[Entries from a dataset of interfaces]
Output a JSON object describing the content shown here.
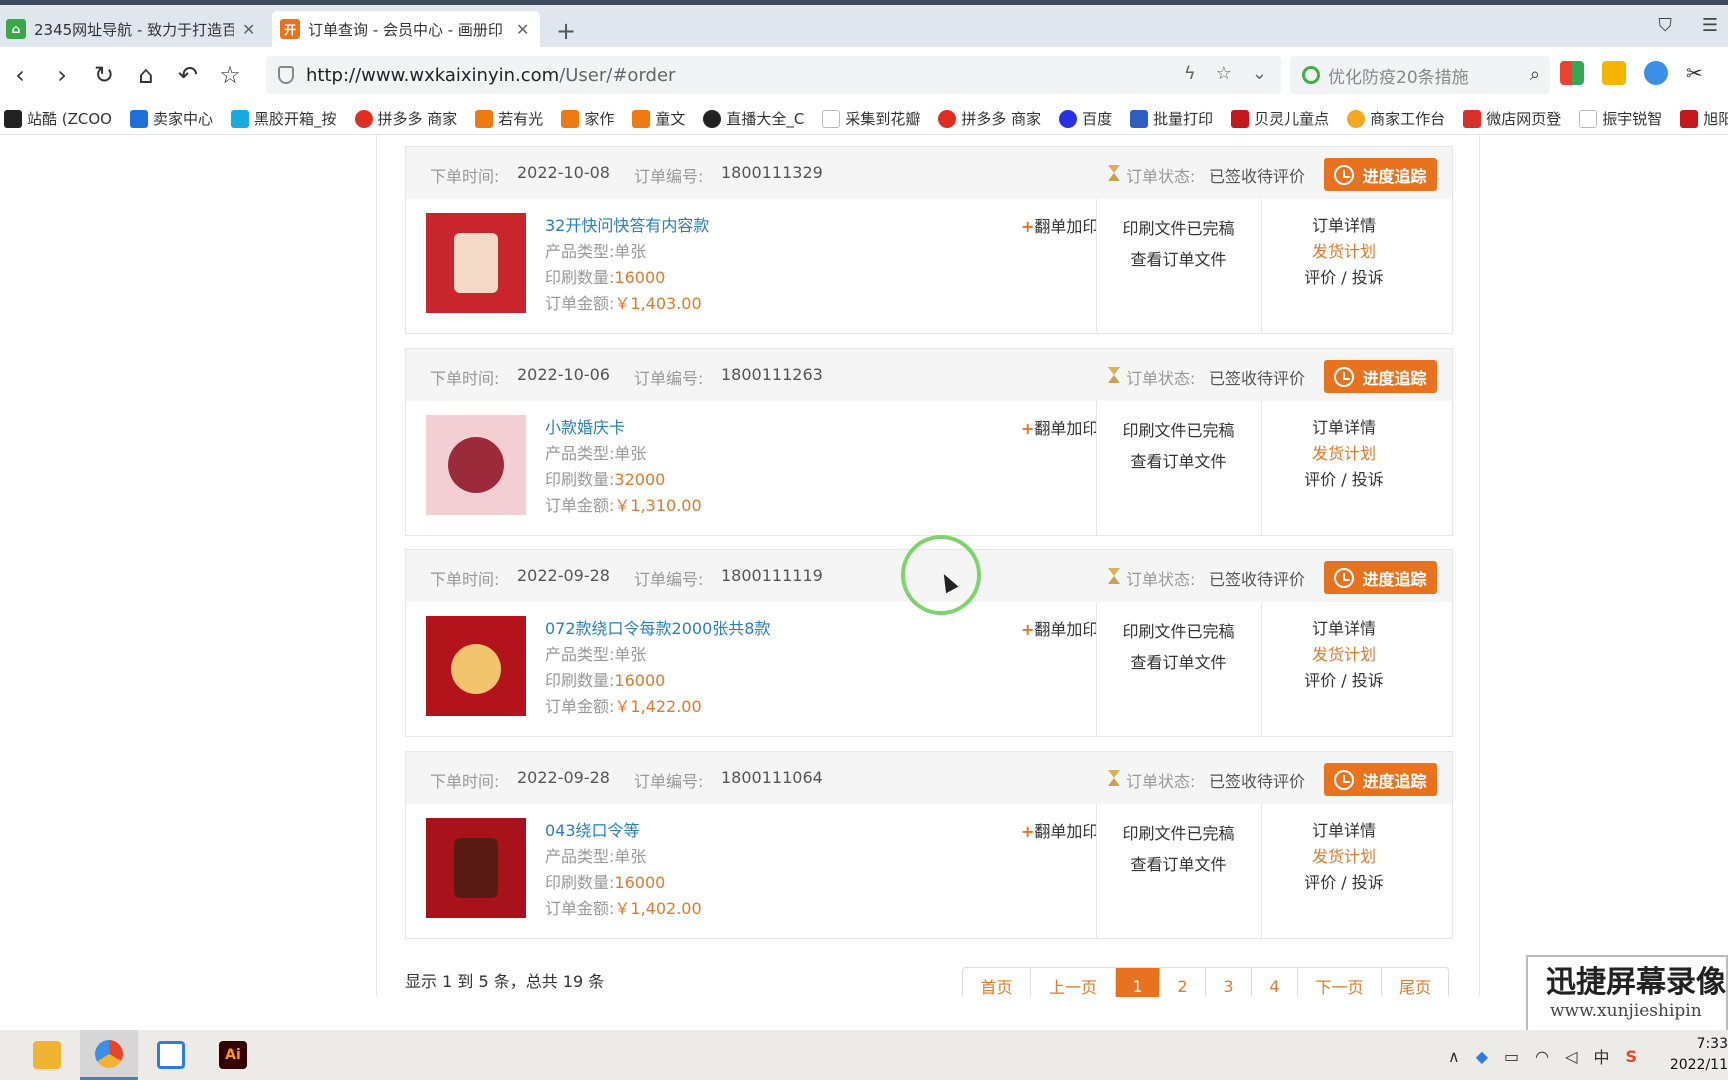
{
  "browser": {
    "tabs": [
      {
        "title": "2345网址导航 - 致力于打造百",
        "icon": "house-icon"
      },
      {
        "title": "订单查询 - 会员中心 - 画册印",
        "icon": "site-favicon",
        "favicon_text": "开"
      }
    ],
    "new_tab_symbol": "+",
    "url_host": "http://www.wxkaixinyin.com",
    "url_path": "/User/#order",
    "search_placeholder": "优化防疫20条措施",
    "bookmarks": [
      {
        "label": "站酷 (ZCOO",
        "color": "#222222"
      },
      {
        "label": "卖家中心",
        "color": "#1e6fd9"
      },
      {
        "label": "黑胶开箱_按",
        "color": "#19a9e1"
      },
      {
        "label": "拼多多 商家",
        "color": "#e02e24"
      },
      {
        "label": "若有光",
        "color": "#f07a12"
      },
      {
        "label": "家作",
        "color": "#f07a12"
      },
      {
        "label": "童文",
        "color": "#f07a12"
      },
      {
        "label": "直播大全_C",
        "color": "#222222"
      },
      {
        "label": "采集到花瓣",
        "color": "#bbbbbb"
      },
      {
        "label": "拼多多 商家",
        "color": "#e02e24"
      },
      {
        "label": "百度",
        "color": "#2932e1"
      },
      {
        "label": "批量打印",
        "color": "#2f5fc4"
      },
      {
        "label": "贝灵儿童点",
        "color": "#c4161c"
      },
      {
        "label": "商家工作台",
        "color": "#f5a623"
      },
      {
        "label": "微店网页登",
        "color": "#d9302c"
      },
      {
        "label": "振宇锐智",
        "color": "#bbbbbb"
      },
      {
        "label": "旭阳印",
        "color": "#c4161c"
      }
    ]
  },
  "labels": {
    "order_time": "下单时间:",
    "order_no": "订单编号:",
    "order_status": "订单状态:",
    "track_button": "进度追踪",
    "product_type": "产品类型:",
    "print_qty": "印刷数量:",
    "order_amount": "订单金额:",
    "reprint": "翻单加印",
    "reprint_plus": "+",
    "file_done": "印刷文件已完稿",
    "view_files": "查看订单文件",
    "order_detail": "订单详情",
    "ship_plan": "发货计划",
    "review_complain": "评价 / 投诉"
  },
  "orders": [
    {
      "date": "2022-10-08",
      "number": "1800111329",
      "status": "已签收待评价",
      "product": "32开快问快答有内容款",
      "type": "单张",
      "qty": "16000",
      "amount": "￥1,403.00",
      "thumb_color": "#c8252c",
      "thumb_accent": "#f4d9c7"
    },
    {
      "date": "2022-10-06",
      "number": "1800111263",
      "status": "已签收待评价",
      "product": "小款婚庆卡",
      "type": "单张",
      "qty": "32000",
      "amount": "￥1,310.00",
      "thumb_color": "#f3cfd3",
      "thumb_accent": "#9b2a3a"
    },
    {
      "date": "2022-09-28",
      "number": "1800111119",
      "status": "已签收待评价",
      "product": "072款绕口令每款2000张共8款",
      "type": "单张",
      "qty": "16000",
      "amount": "￥1,422.00",
      "thumb_color": "#b3141c",
      "thumb_accent": "#f2c46d"
    },
    {
      "date": "2022-09-28",
      "number": "1800111064",
      "status": "已签收待评价",
      "product": "043绕口令等",
      "type": "单张",
      "qty": "16000",
      "amount": "￥1,402.00",
      "thumb_color": "#a8121a",
      "thumb_accent": "#5a1a14"
    }
  ],
  "summary": "显示 1 到 5 条，总共 19 条",
  "pagination": [
    "首页",
    "上一页",
    "1",
    "2",
    "3",
    "4",
    "下一页",
    "尾页"
  ],
  "current_page": "1",
  "watermark": {
    "title": "迅捷屏幕录像",
    "sub": "www.xunjieshipin"
  },
  "taskbar": {
    "apps": [
      {
        "name": "file-explorer-icon",
        "color": "#f2b233"
      },
      {
        "name": "browser-icon",
        "color": "#e8452c"
      },
      {
        "name": "baidu-netdisk-icon",
        "color": "#2d7be5"
      },
      {
        "name": "illustrator-icon",
        "color": "#330000",
        "text": "Ai"
      }
    ],
    "ime": "中",
    "time": "7:33",
    "date": "2022/11"
  },
  "colors": {
    "accent": "#e8721e",
    "link": "#2a7fb8"
  }
}
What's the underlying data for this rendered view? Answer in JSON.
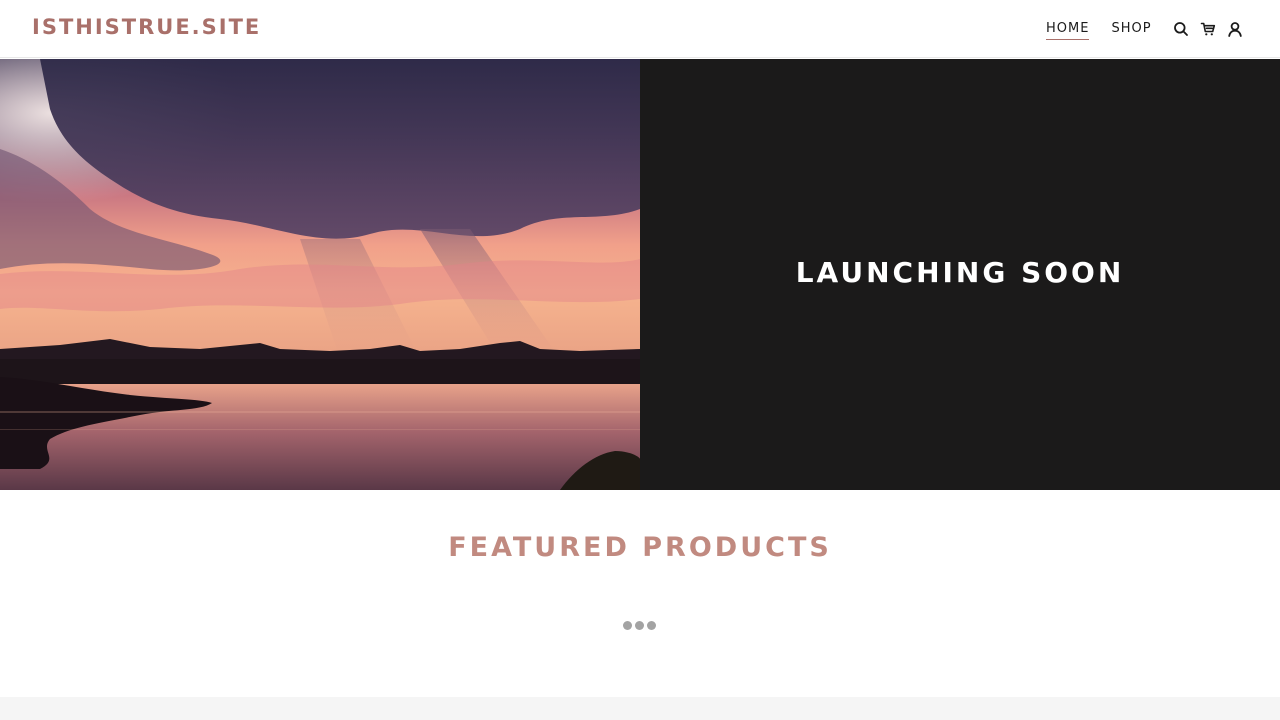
{
  "header": {
    "logo": "ISTHISTRUE.SITE",
    "nav": [
      {
        "label": "HOME",
        "active": true
      },
      {
        "label": "SHOP",
        "active": false
      }
    ],
    "icons": [
      "search-icon",
      "cart-icon",
      "account-icon"
    ]
  },
  "hero": {
    "title": "LAUNCHING SOON"
  },
  "featured": {
    "title": "FEATURED PRODUCTS"
  },
  "colors": {
    "accent": "#a9706a",
    "featured_title": "#c18a80",
    "hero_panel": "#1b1a1a",
    "loader_dot": "#a3a3a3"
  }
}
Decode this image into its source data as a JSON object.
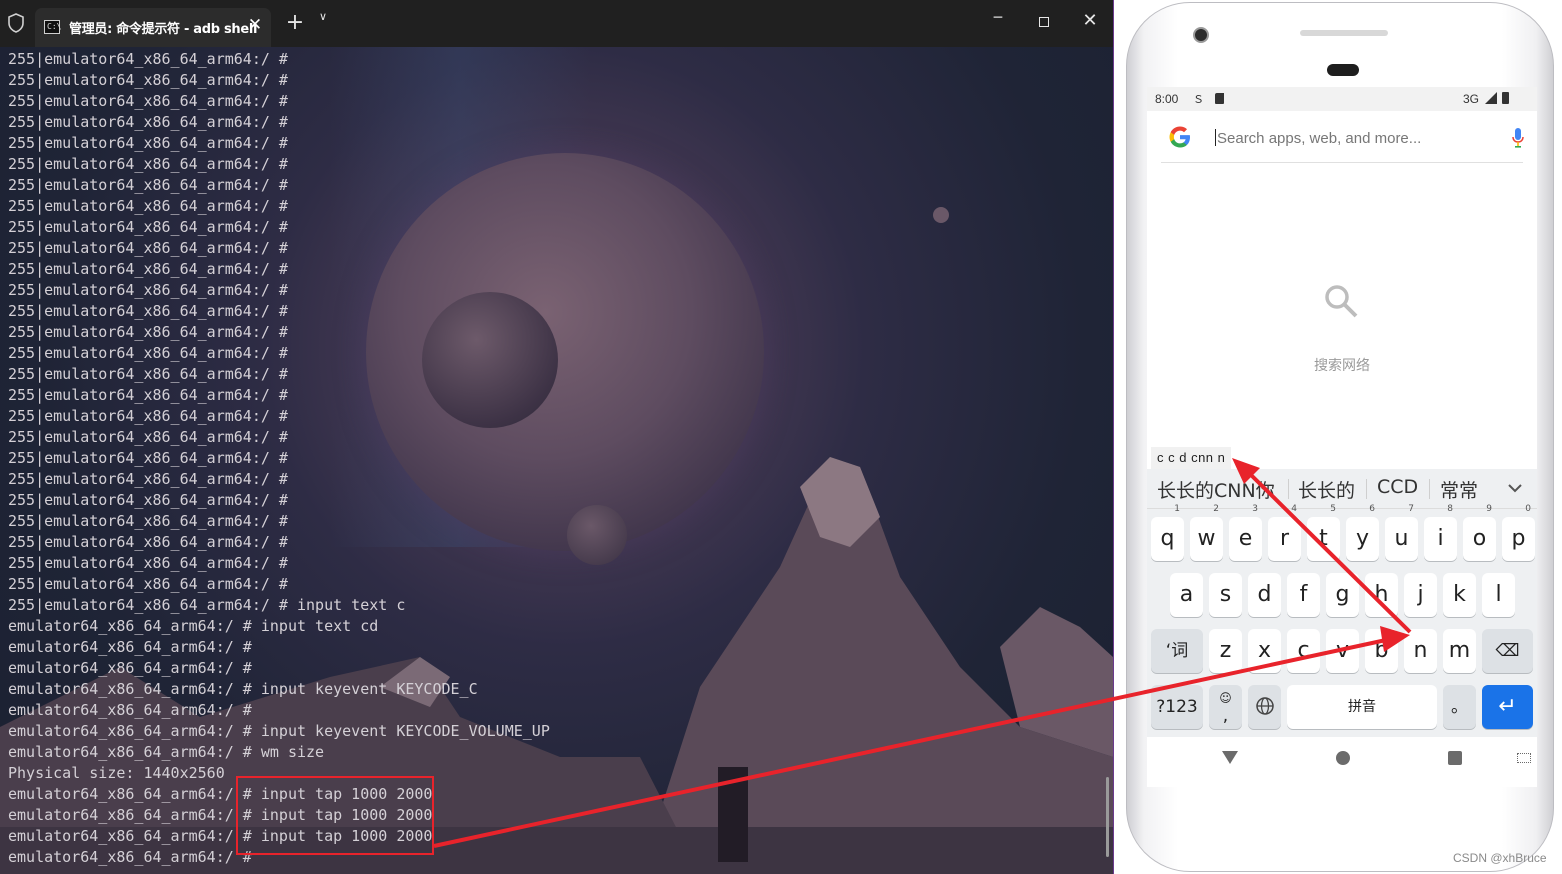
{
  "terminal": {
    "tab_title": "管理员: 命令提示符 - adb  shell",
    "new_tab": "+",
    "tab_dropdown": "∨",
    "close_tab": "✕",
    "minimize": "─",
    "close_window": "✕",
    "lines": [
      "255|emulator64_x86_64_arm64:/ #",
      "255|emulator64_x86_64_arm64:/ #",
      "255|emulator64_x86_64_arm64:/ #",
      "255|emulator64_x86_64_arm64:/ #",
      "255|emulator64_x86_64_arm64:/ #",
      "255|emulator64_x86_64_arm64:/ #",
      "255|emulator64_x86_64_arm64:/ #",
      "255|emulator64_x86_64_arm64:/ #",
      "255|emulator64_x86_64_arm64:/ #",
      "255|emulator64_x86_64_arm64:/ #",
      "255|emulator64_x86_64_arm64:/ #",
      "255|emulator64_x86_64_arm64:/ #",
      "255|emulator64_x86_64_arm64:/ #",
      "255|emulator64_x86_64_arm64:/ #",
      "255|emulator64_x86_64_arm64:/ #",
      "255|emulator64_x86_64_arm64:/ #",
      "255|emulator64_x86_64_arm64:/ #",
      "255|emulator64_x86_64_arm64:/ #",
      "255|emulator64_x86_64_arm64:/ #",
      "255|emulator64_x86_64_arm64:/ #",
      "255|emulator64_x86_64_arm64:/ #",
      "255|emulator64_x86_64_arm64:/ #",
      "255|emulator64_x86_64_arm64:/ #",
      "255|emulator64_x86_64_arm64:/ #",
      "255|emulator64_x86_64_arm64:/ #",
      "255|emulator64_x86_64_arm64:/ #",
      "255|emulator64_x86_64_arm64:/ # input text c",
      "emulator64_x86_64_arm64:/ # input text cd",
      "emulator64_x86_64_arm64:/ #",
      "emulator64_x86_64_arm64:/ #",
      "emulator64_x86_64_arm64:/ # input keyevent KEYCODE_C",
      "emulator64_x86_64_arm64:/ #",
      "emulator64_x86_64_arm64:/ # input keyevent KEYCODE_VOLUME_UP",
      "emulator64_x86_64_arm64:/ # wm size",
      "Physical size: 1440x2560",
      "emulator64_x86_64_arm64:/ # input tap 1000 2000",
      "emulator64_x86_64_arm64:/ # input tap 1000 2000",
      "emulator64_x86_64_arm64:/ # input tap 1000 2000",
      "emulator64_x86_64_arm64:/ #"
    ]
  },
  "phone": {
    "status": {
      "time": "8:00",
      "network": "3G"
    },
    "search": {
      "placeholder": "Search apps, web, and more..."
    },
    "empty_label": "搜索网络",
    "composing": "c c d cnn n",
    "candidates": [
      "长长的CNN你",
      "长长的",
      "CCD",
      "常常"
    ],
    "keyboard": {
      "row1": [
        {
          "key": "q",
          "hint": "1"
        },
        {
          "key": "w",
          "hint": "2"
        },
        {
          "key": "e",
          "hint": "3"
        },
        {
          "key": "r",
          "hint": "4"
        },
        {
          "key": "t",
          "hint": "5"
        },
        {
          "key": "y",
          "hint": "6"
        },
        {
          "key": "u",
          "hint": "7"
        },
        {
          "key": "i",
          "hint": "8"
        },
        {
          "key": "o",
          "hint": "9"
        },
        {
          "key": "p",
          "hint": "0"
        }
      ],
      "row2": [
        "a",
        "s",
        "d",
        "f",
        "g",
        "h",
        "j",
        "k",
        "l"
      ],
      "row3": [
        "z",
        "x",
        "c",
        "v",
        "b",
        "n",
        "m"
      ],
      "shift_label": "‘词",
      "numbers_label": "?123",
      "emoji_comma": ",",
      "space_label": "拼音",
      "period_label": "。",
      "enter_label": "↵",
      "backspace_label": "⌫"
    }
  },
  "watermark": "CSDN @xhBruce",
  "colors": {
    "annotation": "#e8232b",
    "enter_key": "#1a73e8",
    "terminal_title": "#202020"
  }
}
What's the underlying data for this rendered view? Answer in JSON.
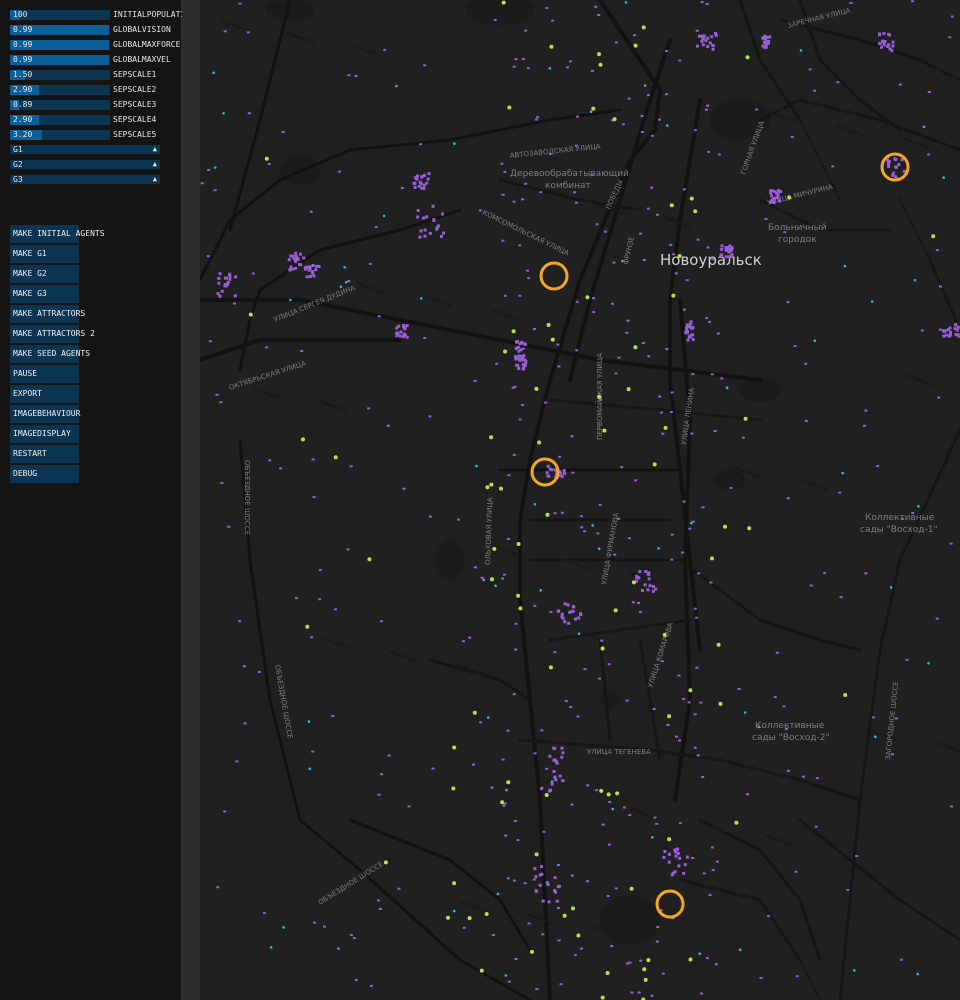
{
  "sliders": [
    {
      "value": "100",
      "level": 0.1,
      "label": "INITIALPOPULATION"
    },
    {
      "value": "0.99",
      "level": 0.99,
      "label": "GLOBALVISION"
    },
    {
      "value": "0.99",
      "level": 0.99,
      "label": "GLOBALMAXFORCE"
    },
    {
      "value": "0.99",
      "level": 0.99,
      "label": "GLOBALMAXVEL"
    },
    {
      "value": "1.50",
      "level": 0.15,
      "label": "SEPSCALE1"
    },
    {
      "value": "2.90",
      "level": 0.29,
      "label": "SEPSCALE2"
    },
    {
      "value": "0.89",
      "level": 0.09,
      "label": "SEPSCALE3"
    },
    {
      "value": "2.90",
      "level": 0.29,
      "label": "SEPSCALE4"
    },
    {
      "value": "3.20",
      "level": 0.32,
      "label": "SEPSCALE5"
    }
  ],
  "dropdowns": [
    {
      "label": "G1",
      "icon": "triangle-up-icon"
    },
    {
      "label": "G2",
      "icon": "triangle-up-icon"
    },
    {
      "label": "G3",
      "icon": "triangle-up-icon"
    }
  ],
  "buttons": [
    "MAKE INITIAL AGENTS",
    "MAKE G1",
    "MAKE G2",
    "MAKE G3",
    "MAKE ATTRACTORS",
    "MAKE ATTRACTORS 2",
    "MAKE SEED AGENTS",
    "PAUSE",
    "EXPORT",
    "IMAGEBEHAVIOUR",
    "IMAGEDISPLAY",
    "RESTART",
    "DEBUG"
  ],
  "map": {
    "city": "Новоуральск",
    "labels": {
      "avtozavodskaya": "АВТОЗАВОДСКАЯ УЛИЦА",
      "derevo1": "Деревообрабатывающий",
      "derevo2": "комбинат",
      "hospital1": "Больничный",
      "hospital2": "городок",
      "sady1_a": "Коллективные",
      "sady1_b": "сады \"Восход-1\"",
      "sady2_a": "Коллективные",
      "sady2_b": "сады \"Восход-2\"",
      "oktyabrskaya": "ОКТЯБРЬСКАЯ УЛИЦА",
      "sergeya": "УЛИЦА СЕРГЕЯ ДУДИНА",
      "obezdnoe1": "ОБЪЕЗДНОЕ ШОССЕ",
      "obezdnoe2": "ОБЪЕЗДНОЕ ШОССЕ",
      "obezdnoe3": "ОБЪЕЗДНОЕ ШОССЕ",
      "olkhovaya": "ОЛЬХОВАЯ УЛИЦА",
      "pervomayskaya": "ПЕРВОМАЙСКАЯ УЛИЦА",
      "furmanova": "УЛИЦА ФУРМАНОВА",
      "komarova": "УЛИЦА КОМАРОВА",
      "tegeneva": "УЛИЦА ТЕГЕНЕВА",
      "lenina": "УЛИЦА ЛЕНИНА",
      "zagorodnoe": "ЗАГОРОДНОЕ ШОССЕ",
      "michurina": "УЛИЦА МИЧУРИНА",
      "zarechnaya": "ЗАРЕЧНАЯ УЛИЦА",
      "komsomolskaya": "КОМСОМОЛЬСКАЯ УЛИЦА",
      "pobedy": "ПОБЕДЫ",
      "frunze": "ФРУНЗЕ",
      "gornaya": "ГОРНАЯ УЛИЦА"
    },
    "colors": {
      "background": "#202020",
      "road_major": "#121212",
      "road_minor": "#161616",
      "agent": "#9a5cd8",
      "attractor": "#b6e24a",
      "seed": "#33b8d8",
      "ring": "#f5a623"
    }
  }
}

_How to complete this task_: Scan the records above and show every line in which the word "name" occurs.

_Output of the task_:
        "name": "file-explorer-icon",
        "name": "browser-icon",
        "name": "baidu-netdisk-icon",
        "name": "illustrator-icon",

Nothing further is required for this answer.